In both child and adult Cantonese, code-mixing is used productively. We focus on the insertion of English verbs into Cantonese utterances. Data from nine simultaneous bilingual children in the Hong Kong Bilingual Child Language Corpus are analyzed. Case studies show that the children’s rates of mixing closely match the rate of mixing in the parental input, and that different input conditions influence rates of mixing. The bilingual children, nevertheless, show creativity, notably in inserting phrasal verb-particle combinations into a Cantonese frame. We argue that this is an innovation not derived from adult input. Full article
Open AccessArticle
Mixed Verbs in Contact Spanish: Patterns of Use among Emergent and Dynamic Bi/Multilinguals
Languages 2016, 1(1), 3; doi:10.3390/languages1010003 -
Abstract
The present study provides a quantitative analysis of mixed verbs in the naturalistic speech of 20 Northern Belize bi/multilinguals of two different age groups (ages 14–20 and ages 21–40). I examined the relative frequency of Spanish/English mixed verbs vis-à-vis syntactic verb type [...] Read more.
The present study provides a quantitative analysis of mixed verbs in the naturalistic speech of 20 Northern Belize bi/multilinguals of two different age groups (ages 14–20 and ages 21–40). I examined the relative frequency of Spanish/English mixed verbs vis-à-vis syntactic verb type and phrasal verbs in mixed verbs. Results showed that the token frequency of mixed verbs was a predictive measure of the relative frequency of ‘hacer + V’ in code-switched speech. In relation to syntactic verb type, it was found that the least productivity in terms of argument structures was attested among the youngest group of emergent bi/multilinguals. For the incorporation of phrasal verbs in mixed verbs, no marked differences were attested in the relative frequency of phrasal verbs across emergent and dynamic bi/multilinguals, but differences did emerge in the semantic nature of phrasal verbs. Findings highlight the fundamental role that adult code-switchers with higher levels of bi/multilingual proficiency play in the creation and propagation of morphosyntactic innovations. Full article

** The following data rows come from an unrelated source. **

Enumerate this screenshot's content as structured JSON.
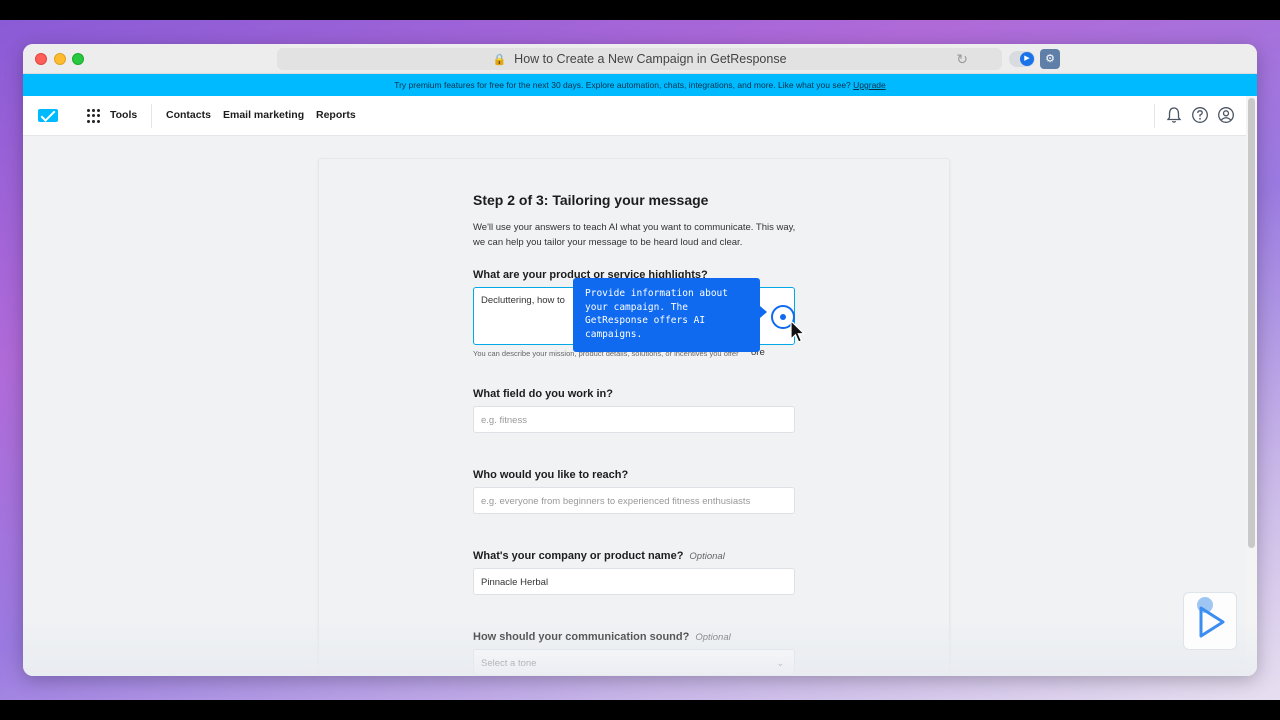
{
  "browser": {
    "url_title": "How to Create a New Campaign in GetResponse"
  },
  "promo_banner": {
    "text": "Try premium features for free for the next 30 days. Explore automation, chats, integrations, and more. Like what you see?",
    "link": "Upgrade"
  },
  "nav": {
    "tools": "Tools",
    "items": [
      "Contacts",
      "Email marketing",
      "Reports"
    ]
  },
  "form": {
    "step_title": "Step 2 of 3: Tailoring your message",
    "intro": "We'll use your answers to teach AI what you want to communicate. This way, we can help you tailor your message to be heard loud and clear.",
    "highlights": {
      "label": "What are your product or service highlights?",
      "value": "Decluttering, how to",
      "value_tail": "ore",
      "help": "You can describe your mission, product details, solutions, or incentives you offer"
    },
    "field": {
      "label": "What field do you work in?",
      "placeholder": "e.g. fitness"
    },
    "reach": {
      "label": "Who would you like to reach?",
      "placeholder": "e.g. everyone from beginners to experienced fitness enthusiasts"
    },
    "company": {
      "label": "What's your company or product name?",
      "optional": "Optional",
      "value": "Pinnacle Herbal"
    },
    "tone": {
      "label": "How should your communication sound?",
      "optional": "Optional",
      "value": "Select a tone"
    }
  },
  "tooltip": {
    "text": "Provide information about your campaign. The GetResponse offers AI campaigns."
  },
  "colors": {
    "brand": "#00baff",
    "tooltip": "#0f6af0"
  }
}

Open AccessFeature PaperArticle
From Colombo to Athens: Areal and Universalist Perspectives on Bilingual Compound Verbs
Languages 2016, 1(1), 2; doi:10.3390/languages1010002 -
Abstract
Most or all bilingual varieties of the languages spoken in the area between Sri Lanka and Greece have bilingual compound verbs, consisting of a lexical content verb from a donor language and a helping verb from the matrix language. In this paper, [...] Read more.
Most or all bilingual varieties of the languages spoken in the area between Sri Lanka and Greece have bilingual compound verbs, consisting of a lexical content verb from a donor language and a helping verb from the matrix language. In this paper, these verbs are described and analyzed, and the question is raised whether this widespread occurrence is specifically an areal feature, or a universally available pattern and a question of typological poise—the possibility of a construction arising due to propitious typological circumstances. Pleading for the areal perspective, it is concluded there is the fact that two large and important language families—Turkic and Indo-Iranian—either rapidly developed or already had a productive [noun + verb] construction. On the universalist side, it is clear that native [noun + verb] constructions very easily develop into [verb + verb] constructions in bilingual settings, though not in monolingual settings. This is a cross-generational change that is a contact phenomenon; that is to say, this development does not occur in monolingual, non-contact language settings. Full article
Open AccessEditorial
Languages: An International Multidisciplinary Open Access Journal
Languages 2016, 1(1), 1-3; doi:10.3390/languages1010001 -
Abstract Languages are an integral part of everyday life; they define our interactions with other people as well as the physical and mental spaces we inhabit over time. Since ancient times, languages have fascinated humans. [...] Full article